In zoology, a mesentery is a membrane inside the body cavity of an animal. The term identifies different structures in different phyla: in vertebrates it is a double fold of the peritoneum enclosing the intestines; in other organisms it forms complete or incomplete partitions of the body cavity, whether that is the coelom or, as in the Anthozoa, the gastrovascular cavity.

Cross section of Terrazoanthus onoi (Zoantharia: Hydrozoanthidae) showing complete and incomplete mesenteries

The word "mesentery" is derived from the Greek mesos, "in the middle" and enteron, an "intestine".[1]



In vertebrates, a mesentery is a membrane consisting of a double fold of peritoneum that encloses the intestines and their associated organs and connect them with the dorsal wall of the abdominal cavity.[2] In invertebrates, a mesentery is a support or partition in a body cavity serving a similar function to the mesenteries of vertebrates.[2]



In bilaterally symmetrical organisms, there is often a major mesentery separating the two halves of the coelom.[3] In segmented organisms such as earthworms, there are a pair of coelomic cavities in each segment. The mesothelium of the body wall is extended round the central gut to form a mesentery, a longitudinal partition in the sagittal plane. Above the gut is the dorsal mesentery and below the gut, the ventral mesentery. The transverse partition between the separate segments is known as a septum.[4]


Dissection of a sea anemone
5 – complete mesentery
10 – incomplete mesentery
11 – one of the two ostia

In the phylum Cnidaria and the class Anthozoa, the mesenteries are sheet-like partitions that extend from the body wall of the animal into its gastrovascular cavity. They are composed of a layer of mesogloea sandwiched between two layers of gastrodermis. They can either be "complete", joining the gastrodermis of the body wall with that of the pharynx, or "incomplete", extending only part way into the cavity (the terms "perfect" and "imperfect" are sometimes used instead). They stretch from the pedal disc to the oral disc, and there are two perforations or ostia near the oral disc. Mesenteries are usually in pairs. The free edge of incomplete mesenteries are thickened to form glandular, ciliated bands called mesenterial filaments. The lower ends of the mesenterial filaments are elongated into acontia which are armed with cnidocytes (stinging cells) and can protrude through the body wall or mouth. The gonads are situated on the mesenteries alongside the mesenterial filaments.[5]

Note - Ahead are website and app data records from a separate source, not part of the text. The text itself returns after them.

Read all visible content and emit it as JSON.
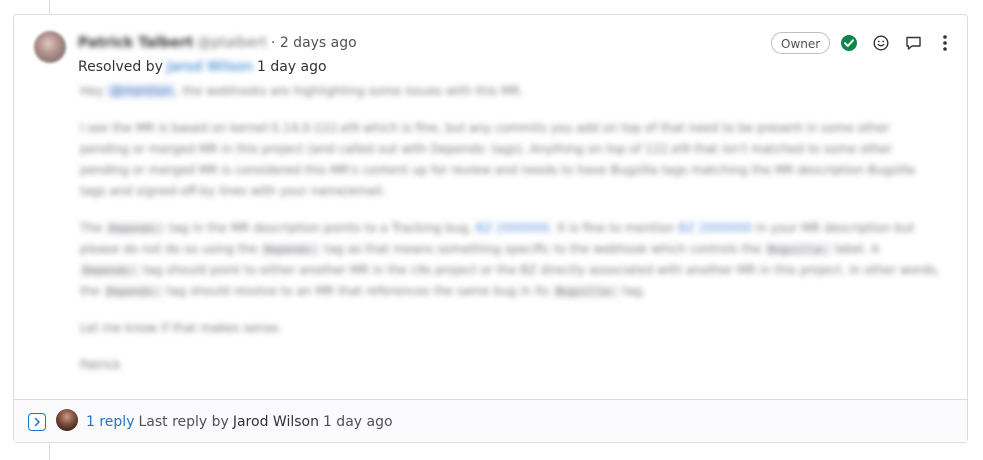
{
  "note": {
    "author_name": "Patrick Talbert",
    "author_handle": "@ptalbert",
    "time_ago": "· 2 days ago",
    "resolved_prefix": "Resolved by",
    "resolved_by": "Jarod Wilson",
    "resolved_time": "1 day ago",
    "owner_badge": "Owner",
    "body": {
      "p1_start": "Hey",
      "p1_mention": "@mention",
      "p1_end": ", the webhooks are highlighting some issues with this MR.",
      "p2": "I see the MR is based on kernel-5.14.0-122.el9 which is fine, but any commits you add on top of that need to be present in some other pending or merged MR in this project (and called out with Depends: tags). Anything on top of 122.el9 that isn't matched to some other pending or merged MR is considered this MR's content up for review and needs to have Bugzilla tags matching the MR description Bugzilla tags and signed-off-by lines with your name/email.",
      "p3_a": "The",
      "p3_code1": "Depends:",
      "p3_b": "tag in the MR description points to a Tracking bug,",
      "p3_link1": "BZ 2000000",
      "p3_c": ". It is fine to mention",
      "p3_link2": "BZ 2000000",
      "p3_d": "in your MR description but please do not do so using the",
      "p3_code2": "Depends:",
      "p3_e": "tag as that means something specific to the webhook which controls the",
      "p3_code3": "Bugzilla:",
      "p3_f": "label. A",
      "p3_code4": "Depends:",
      "p3_g": "tag should point to either another MR in the c9s project or the BZ directly associated with another MR in this project. In other words, the",
      "p3_code5": "Depends:",
      "p3_h": "tag should resolve to an MR that references the same bug in its",
      "p3_code6": "Bugzilla:",
      "p3_i": "tag.",
      "p4": "Let me know if that makes sense.",
      "p5": "Patrick"
    }
  },
  "actions": {
    "resolve_icon": "check-circle-icon",
    "emoji_icon": "smiley-icon",
    "comment_icon": "comment-icon",
    "more_icon": "kebab-icon"
  },
  "replies": {
    "count_label": "1 reply",
    "last_reply_prefix": "Last reply by",
    "last_reply_author": "Jarod Wilson",
    "last_reply_time": "1 day ago"
  },
  "colors": {
    "link": "#1f75cb",
    "resolved_green": "#108548",
    "border": "#dcdcde"
  }
}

Stony corals, order Scleractinia, have the mesenteries arranged radially in pairs which develop cyclically. The mesenteries deposit calcium carbonate which forms a stony ridge, the septum, between each pair of mesenteries and builds the corallite, the cup in which the polyp sits.[6]

Sea anemones, order Actiniaria, have at least eight complete mesenteries and a variable number of incomplete ones near the base. The functional significance of the mesenteries in sea anemones is unclear. Their margins are involved in only a limited amount of digestion and absorption, so their chief function may be to provide support to help the animal maintain its shape.[7]

Soft corals, order Alcyonacea, have eight primary mesenteries which alternate with the eight tentacles.[5] The mesenteries are complete and unpaired and bear unilobed filaments.[4]


  1. ^ Ruschenberger, William Samuel Waithman (1871). Invertebrate animals. Botany: the natural history of plants. Geology: the natural history of the earth's structure. Glossary. Claxton, Remsen & Haffelfinger. p. 96.
  2. ^ a b "Definition of Mesentery". Merriam Webster. Retrieved 2015-05-20.
  3. ^ Willmer, Pat (1990). Invertebrate Relationships: Patterns in Animal Evolution. Cambridge University Press. p. 28. ISBN 978-0-521-33712-0.
  4. ^ a b Ruppert, Edward E.; Fox, Richard, S.; Barnes, Robert D. (2004). Invertebrate Zoology, 7th edition. Cengage Learning. pp. 138, 206. ISBN 978-81-315-0104-7.{{cite book}}: CS1 maint: multiple names: authors list (link)
  5. ^ a b Khanna, Dev Raj; Yadav, P.R. (2005). Biology of Coelenterata. Discovery Publishing House. pp. 195–199. ISBN 978-81-8356-021-4.
  6. ^ Barnes, R.S.K.; Hughes, R.N. (2009). An Introduction to Marine Ecology. John Wiley & Sons. p. 118. ISBN 978-1-4443-1327-7.
  7. ^ Dorit, R. L.; Walker, W. F.; Barnes, R. D. (1991). Zoology. Saunders College Publishing. pp. 609–610. ISBN 978-0-03-030504-7.